(Website and app data records)
★ ★ ★

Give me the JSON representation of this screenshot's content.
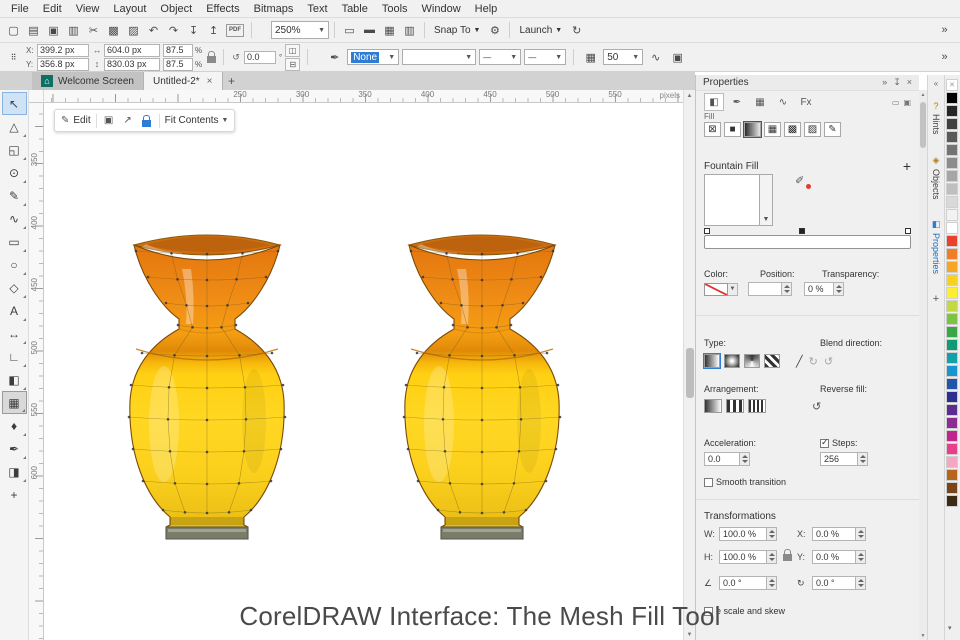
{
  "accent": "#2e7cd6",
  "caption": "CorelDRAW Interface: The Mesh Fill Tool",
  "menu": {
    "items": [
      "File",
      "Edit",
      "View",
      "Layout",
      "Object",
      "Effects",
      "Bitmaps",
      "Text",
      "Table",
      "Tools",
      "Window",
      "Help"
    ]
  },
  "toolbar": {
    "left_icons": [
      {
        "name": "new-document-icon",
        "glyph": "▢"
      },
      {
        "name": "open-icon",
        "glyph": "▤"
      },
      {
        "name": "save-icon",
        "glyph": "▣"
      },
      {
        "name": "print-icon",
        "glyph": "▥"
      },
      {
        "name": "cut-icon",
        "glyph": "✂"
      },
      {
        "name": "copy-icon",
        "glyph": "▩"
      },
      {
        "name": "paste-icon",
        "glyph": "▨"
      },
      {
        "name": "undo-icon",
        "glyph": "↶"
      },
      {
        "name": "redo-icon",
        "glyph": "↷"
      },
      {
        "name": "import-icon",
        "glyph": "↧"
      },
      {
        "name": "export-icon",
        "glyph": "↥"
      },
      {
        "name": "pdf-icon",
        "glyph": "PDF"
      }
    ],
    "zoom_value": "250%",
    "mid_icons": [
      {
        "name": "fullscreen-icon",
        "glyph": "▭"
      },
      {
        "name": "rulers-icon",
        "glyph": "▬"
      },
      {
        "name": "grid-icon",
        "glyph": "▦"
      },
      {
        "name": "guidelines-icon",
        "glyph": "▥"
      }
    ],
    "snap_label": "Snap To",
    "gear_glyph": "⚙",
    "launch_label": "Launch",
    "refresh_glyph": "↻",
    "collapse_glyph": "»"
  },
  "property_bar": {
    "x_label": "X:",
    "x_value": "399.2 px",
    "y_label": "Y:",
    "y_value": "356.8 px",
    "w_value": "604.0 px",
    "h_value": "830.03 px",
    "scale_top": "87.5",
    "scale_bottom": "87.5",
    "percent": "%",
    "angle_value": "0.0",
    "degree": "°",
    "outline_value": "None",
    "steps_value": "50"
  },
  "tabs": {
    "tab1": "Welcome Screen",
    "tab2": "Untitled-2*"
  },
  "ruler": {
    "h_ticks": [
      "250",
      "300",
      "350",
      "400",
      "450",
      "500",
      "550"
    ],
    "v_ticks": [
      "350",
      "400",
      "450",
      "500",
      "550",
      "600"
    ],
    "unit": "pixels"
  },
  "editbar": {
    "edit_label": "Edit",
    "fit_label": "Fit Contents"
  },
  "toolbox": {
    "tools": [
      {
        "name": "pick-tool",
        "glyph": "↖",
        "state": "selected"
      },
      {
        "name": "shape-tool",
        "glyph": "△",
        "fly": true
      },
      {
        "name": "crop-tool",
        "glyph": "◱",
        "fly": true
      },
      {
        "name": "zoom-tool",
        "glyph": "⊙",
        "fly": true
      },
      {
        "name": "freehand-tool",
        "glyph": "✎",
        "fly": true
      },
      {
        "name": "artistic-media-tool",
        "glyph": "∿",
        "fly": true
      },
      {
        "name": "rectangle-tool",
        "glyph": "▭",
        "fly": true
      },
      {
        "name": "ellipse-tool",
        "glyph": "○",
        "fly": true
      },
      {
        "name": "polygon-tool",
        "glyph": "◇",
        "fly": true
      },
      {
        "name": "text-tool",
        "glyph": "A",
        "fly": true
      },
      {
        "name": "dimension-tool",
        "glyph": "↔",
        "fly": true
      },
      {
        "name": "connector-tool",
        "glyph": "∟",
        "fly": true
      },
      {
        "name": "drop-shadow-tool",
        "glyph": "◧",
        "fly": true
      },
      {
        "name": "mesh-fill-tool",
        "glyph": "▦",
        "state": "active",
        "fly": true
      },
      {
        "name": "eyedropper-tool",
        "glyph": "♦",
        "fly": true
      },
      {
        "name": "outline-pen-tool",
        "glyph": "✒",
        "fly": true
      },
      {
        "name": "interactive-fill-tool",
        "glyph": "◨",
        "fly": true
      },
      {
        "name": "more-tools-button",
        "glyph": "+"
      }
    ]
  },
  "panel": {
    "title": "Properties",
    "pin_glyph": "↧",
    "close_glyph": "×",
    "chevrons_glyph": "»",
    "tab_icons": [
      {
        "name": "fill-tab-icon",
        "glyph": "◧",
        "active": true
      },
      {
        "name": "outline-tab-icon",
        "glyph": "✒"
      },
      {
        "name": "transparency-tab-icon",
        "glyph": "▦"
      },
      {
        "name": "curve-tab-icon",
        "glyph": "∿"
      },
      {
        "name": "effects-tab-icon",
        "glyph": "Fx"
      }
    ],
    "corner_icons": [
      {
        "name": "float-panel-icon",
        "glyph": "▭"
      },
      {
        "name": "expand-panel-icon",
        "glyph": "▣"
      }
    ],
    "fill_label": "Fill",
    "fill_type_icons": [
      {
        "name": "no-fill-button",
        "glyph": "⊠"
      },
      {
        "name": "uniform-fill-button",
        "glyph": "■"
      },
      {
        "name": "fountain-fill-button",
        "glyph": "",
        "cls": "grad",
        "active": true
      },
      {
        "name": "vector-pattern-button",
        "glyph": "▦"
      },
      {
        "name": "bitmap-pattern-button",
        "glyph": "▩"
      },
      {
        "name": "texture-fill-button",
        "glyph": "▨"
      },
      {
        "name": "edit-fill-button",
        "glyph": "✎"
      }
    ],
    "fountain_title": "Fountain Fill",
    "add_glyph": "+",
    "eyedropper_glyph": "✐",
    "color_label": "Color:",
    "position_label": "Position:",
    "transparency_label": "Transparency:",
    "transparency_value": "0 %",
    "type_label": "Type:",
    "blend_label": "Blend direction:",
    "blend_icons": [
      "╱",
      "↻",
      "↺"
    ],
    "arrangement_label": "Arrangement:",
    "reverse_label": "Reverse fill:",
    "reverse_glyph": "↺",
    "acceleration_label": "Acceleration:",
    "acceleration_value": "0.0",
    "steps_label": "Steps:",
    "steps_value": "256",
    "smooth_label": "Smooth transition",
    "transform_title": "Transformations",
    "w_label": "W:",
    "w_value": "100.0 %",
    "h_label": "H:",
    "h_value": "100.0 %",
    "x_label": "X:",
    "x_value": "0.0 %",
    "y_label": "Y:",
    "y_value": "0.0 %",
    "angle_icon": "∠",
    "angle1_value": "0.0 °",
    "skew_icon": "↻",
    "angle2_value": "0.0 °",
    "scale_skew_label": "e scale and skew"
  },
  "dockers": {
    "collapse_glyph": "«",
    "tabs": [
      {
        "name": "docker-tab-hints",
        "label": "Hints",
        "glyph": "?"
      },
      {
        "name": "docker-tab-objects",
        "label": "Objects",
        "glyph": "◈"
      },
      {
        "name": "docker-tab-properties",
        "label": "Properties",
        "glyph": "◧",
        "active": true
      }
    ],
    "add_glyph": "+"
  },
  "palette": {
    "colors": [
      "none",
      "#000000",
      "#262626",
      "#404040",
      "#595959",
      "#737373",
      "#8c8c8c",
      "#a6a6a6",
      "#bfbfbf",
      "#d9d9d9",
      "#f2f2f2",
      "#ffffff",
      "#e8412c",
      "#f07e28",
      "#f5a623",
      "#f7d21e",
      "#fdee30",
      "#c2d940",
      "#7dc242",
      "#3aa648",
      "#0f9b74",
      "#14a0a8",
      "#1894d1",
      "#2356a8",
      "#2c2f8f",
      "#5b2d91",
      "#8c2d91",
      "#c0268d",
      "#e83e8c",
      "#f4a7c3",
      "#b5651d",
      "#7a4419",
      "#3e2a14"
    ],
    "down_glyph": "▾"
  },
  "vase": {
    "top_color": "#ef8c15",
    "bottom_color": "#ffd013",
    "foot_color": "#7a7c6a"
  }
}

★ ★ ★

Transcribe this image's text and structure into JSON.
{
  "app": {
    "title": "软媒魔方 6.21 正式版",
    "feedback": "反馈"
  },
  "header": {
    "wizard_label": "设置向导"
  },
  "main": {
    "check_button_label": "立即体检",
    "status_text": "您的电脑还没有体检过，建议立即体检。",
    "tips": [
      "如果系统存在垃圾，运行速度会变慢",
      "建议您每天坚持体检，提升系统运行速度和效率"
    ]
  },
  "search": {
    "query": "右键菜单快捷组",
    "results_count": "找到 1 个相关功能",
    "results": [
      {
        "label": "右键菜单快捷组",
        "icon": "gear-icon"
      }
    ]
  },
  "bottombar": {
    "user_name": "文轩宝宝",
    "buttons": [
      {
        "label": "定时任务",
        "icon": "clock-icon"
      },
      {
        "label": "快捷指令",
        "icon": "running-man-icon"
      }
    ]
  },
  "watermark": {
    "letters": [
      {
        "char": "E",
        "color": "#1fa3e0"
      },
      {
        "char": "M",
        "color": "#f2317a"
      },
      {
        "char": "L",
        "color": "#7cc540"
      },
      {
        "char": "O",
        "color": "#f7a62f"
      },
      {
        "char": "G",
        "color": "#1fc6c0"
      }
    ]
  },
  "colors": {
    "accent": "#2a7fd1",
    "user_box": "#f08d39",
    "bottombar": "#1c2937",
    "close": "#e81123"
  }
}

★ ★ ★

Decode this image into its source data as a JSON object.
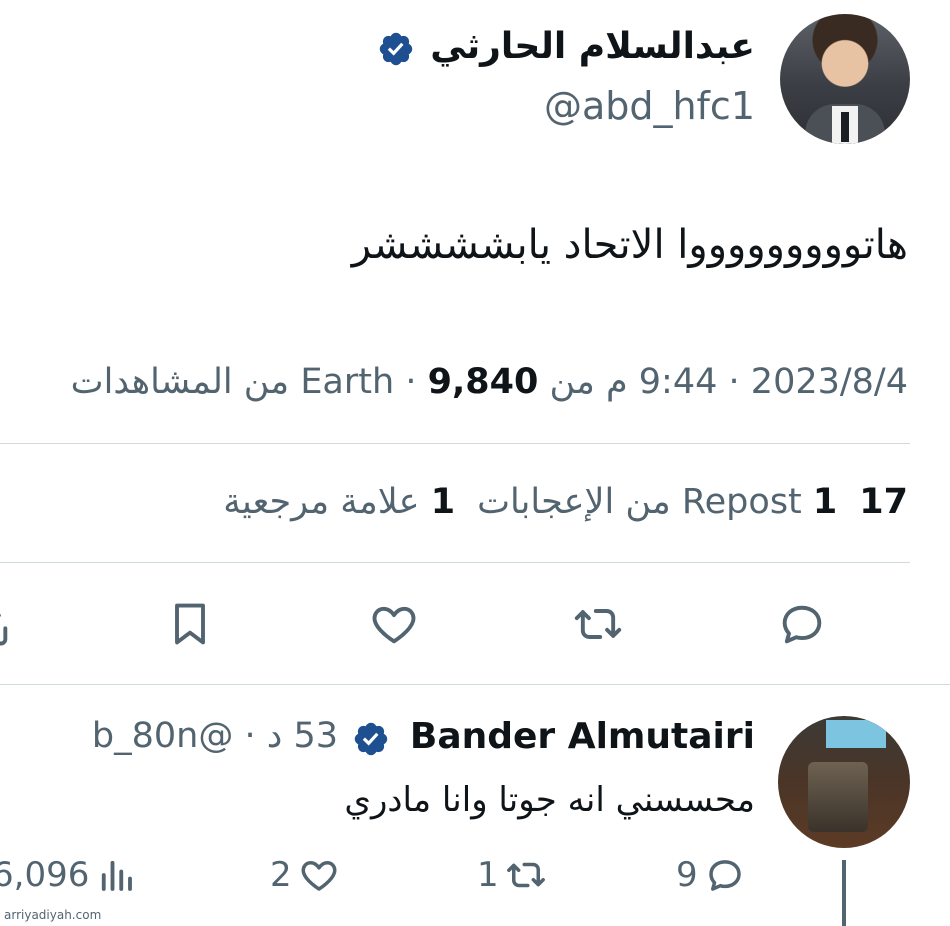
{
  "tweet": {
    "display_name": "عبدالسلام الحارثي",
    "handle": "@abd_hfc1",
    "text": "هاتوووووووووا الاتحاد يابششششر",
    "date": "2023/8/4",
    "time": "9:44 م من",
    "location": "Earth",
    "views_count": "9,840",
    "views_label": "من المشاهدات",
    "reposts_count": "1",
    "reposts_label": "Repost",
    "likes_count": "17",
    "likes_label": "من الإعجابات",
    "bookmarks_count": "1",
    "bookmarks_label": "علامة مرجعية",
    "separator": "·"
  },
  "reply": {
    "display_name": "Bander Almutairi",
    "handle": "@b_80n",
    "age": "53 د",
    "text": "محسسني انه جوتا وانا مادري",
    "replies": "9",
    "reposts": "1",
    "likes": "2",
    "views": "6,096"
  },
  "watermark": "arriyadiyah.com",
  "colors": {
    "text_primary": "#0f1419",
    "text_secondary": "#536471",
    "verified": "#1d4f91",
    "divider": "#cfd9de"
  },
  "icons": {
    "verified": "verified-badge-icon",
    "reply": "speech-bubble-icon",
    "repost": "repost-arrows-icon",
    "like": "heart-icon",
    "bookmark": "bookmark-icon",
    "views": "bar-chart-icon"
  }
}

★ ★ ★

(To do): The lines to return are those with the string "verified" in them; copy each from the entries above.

(Exercise output):
    "verified": "#1d4f91",
    "verified": "verified-badge-icon",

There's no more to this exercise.